Although I have no crystal ball, I think it is safe to say that any changes that will be made will not be made for a January 1 effective date. That said, many changes are likely and thoughtful preparation would be recommended. Let’s look at two areas where we are most fearful.

Q1 : Will the Affordable Care Act be repealed and what will this mean?

A1 : Repeal or modification certainly appears to be on the new administration’s agenda. Which provisions will remain and which will be changed is hard to predict, but it is unlikely that extensive changes will come quickly. The new president will not be sworn into office until the latter part of January, Congress will have to vote and a new plan will need to be developed. Certainly all of this will take a bit of time and it would seem logical that, while small changes can be implemented quickly, more complex ones like medical underwriting will take a bit more time.
Q2 : Will individuals who are not healthy enough to pass medical underwriting standards be removed from the healthcare system?

A2 : Guaranteed issue of health insurance coverage was a huge benefit afforded to many people by the Affordable Care Act. Pre-ACA individuals could have paid into the system for decades and found themselves thrown out for a variety of situations beyond their control. People’s immediate fear of a return to that system has produced most of the phone calls to our office. The trade-off between guaranteed issue of health insurance and the requirement of mandatory minimum coverage will need quite a bit of time to be analyzed so we do not expect a return to the past any time soon. And let’s not forget one thing: under the Affordable Care Act health insurance underwriters were expendable and thus released from employment. In addition to re-establishing medical underwriting guidelines, I assume that it will take a bit of time to locate the individuals who were trained in this skill set.

In short, change is coming and we need to speak up with our thoughts. Letters to our Congressional leaders, candid conversations with those who represent opinions different from our own and any other venues to have our opinions considered will be critical. This is no time to sit back and let the tide sweep us where it will.

Remember, the problem with health insurance costs has historically not been how bills are paid, rather how they are incurred.
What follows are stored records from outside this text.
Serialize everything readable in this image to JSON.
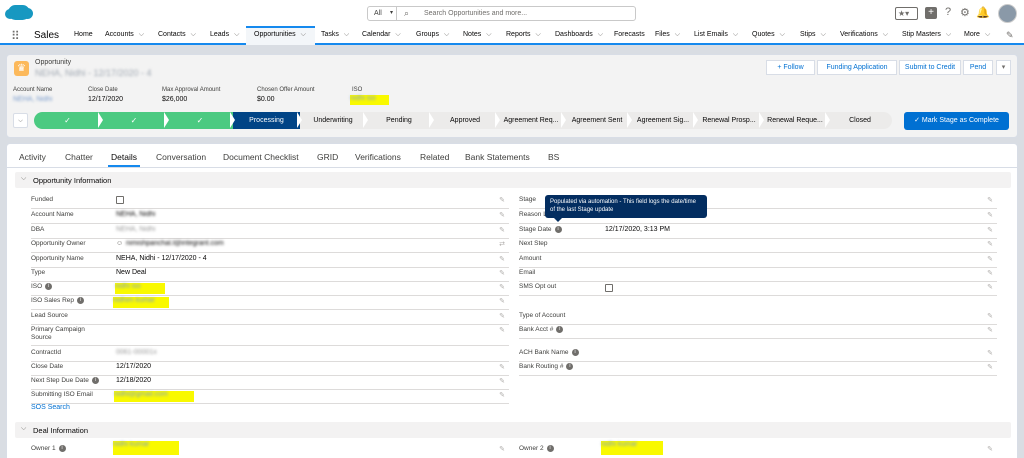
{
  "header": {
    "search_scope": "All",
    "search_placeholder": "Search Opportunities and more..."
  },
  "nav": {
    "app_name": "Sales",
    "items": [
      "Home",
      "Accounts",
      "Contacts",
      "Leads",
      "Opportunities",
      "Tasks",
      "Calendar",
      "Groups",
      "Notes",
      "Reports",
      "Dashboards",
      "Forecasts",
      "Files",
      "List Emails",
      "Quotes",
      "Stips",
      "Verifications",
      "Stip Masters",
      "More"
    ]
  },
  "record": {
    "object_label": "Opportunity",
    "name": "NEHA, Nidhi - 12/17/2020 - 4",
    "buttons": {
      "follow": "+ Follow",
      "funding": "Funding Application",
      "submit": "Submit to Credit",
      "pend": "Pend"
    },
    "highlights": [
      {
        "label": "Account Name",
        "value": "NEHA, Nidhi"
      },
      {
        "label": "Close Date",
        "value": "12/17/2020"
      },
      {
        "label": "Max Approval Amount",
        "value": "$26,000"
      },
      {
        "label": "Chosen Offer Amount",
        "value": "$0.00"
      },
      {
        "label": "ISO",
        "value": "nidhi iso"
      }
    ]
  },
  "path": {
    "stages": [
      "Processing",
      "Underwriting",
      "Pending",
      "Approved",
      "Agreement Req...",
      "Agreement Sent",
      "Agreement Sig...",
      "Renewal Prosp...",
      "Renewal Reque...",
      "Closed"
    ],
    "mark_button": "✓ Mark Stage as Complete"
  },
  "tabs": [
    "Activity",
    "Chatter",
    "Details",
    "Conversation",
    "Document Checklist",
    "GRID",
    "Verifications",
    "Related",
    "Bank Statements",
    "BS"
  ],
  "section1": {
    "title": "Opportunity Information",
    "left": [
      {
        "label": "Funded",
        "value": ""
      },
      {
        "label": "Account Name",
        "value": "NEHA, Nidhi"
      },
      {
        "label": "DBA",
        "value": "NEHA, Nidhi"
      },
      {
        "label": "Opportunity Owner",
        "value": "nimishpanchal.l@integrant.com"
      },
      {
        "label": "Opportunity Name",
        "value": "NEHA, Nidhi - 12/17/2020 - 4"
      },
      {
        "label": "Type",
        "value": "New Deal"
      },
      {
        "label": "ISO",
        "value": "nidhi iso"
      },
      {
        "label": "ISO Sales Rep",
        "value": "nidhim kumar"
      },
      {
        "label": "Lead Source",
        "value": ""
      },
      {
        "label": "Primary Campaign Source",
        "value": ""
      },
      {
        "label": "ContractId",
        "value": "0061-00001x"
      },
      {
        "label": "Close Date",
        "value": "12/17/2020"
      },
      {
        "label": "Next Step Due Date",
        "value": "12/18/2020"
      },
      {
        "label": "Submitting ISO Email",
        "value": "nidhi@gmail.com"
      }
    ],
    "sos_link": "SOS Search",
    "right": [
      {
        "label": "Stage",
        "value": ""
      },
      {
        "label": "Reason Lost",
        "value": ""
      },
      {
        "label": "Stage Date",
        "value": "12/17/2020, 3:13 PM"
      },
      {
        "label": "Next Step",
        "value": ""
      },
      {
        "label": "Amount",
        "value": ""
      },
      {
        "label": "Email",
        "value": ""
      },
      {
        "label": "SMS Opt out",
        "value": ""
      },
      {
        "label": "Type of Account",
        "value": ""
      },
      {
        "label": "Bank Acct #",
        "value": ""
      },
      {
        "label": "ACH Bank Name",
        "value": ""
      },
      {
        "label": "Bank Routing #",
        "value": ""
      }
    ],
    "tooltip": "Populated via automation - This field logs the date/time of the last Stage update"
  },
  "section2": {
    "title": "Deal Information",
    "owner1_label": "Owner 1",
    "owner1_value": "nidhi kumar",
    "owner2_label": "Owner 2",
    "owner2_value": "nidhi kumar"
  }
}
We will focus our next article on how best to adjust to the changes that are coming and particularly on how to navigate the options available outside of the traditional health insurance system. In the meantime, if you have further questions don’t hesitate to reach out to us at CDA, Inc.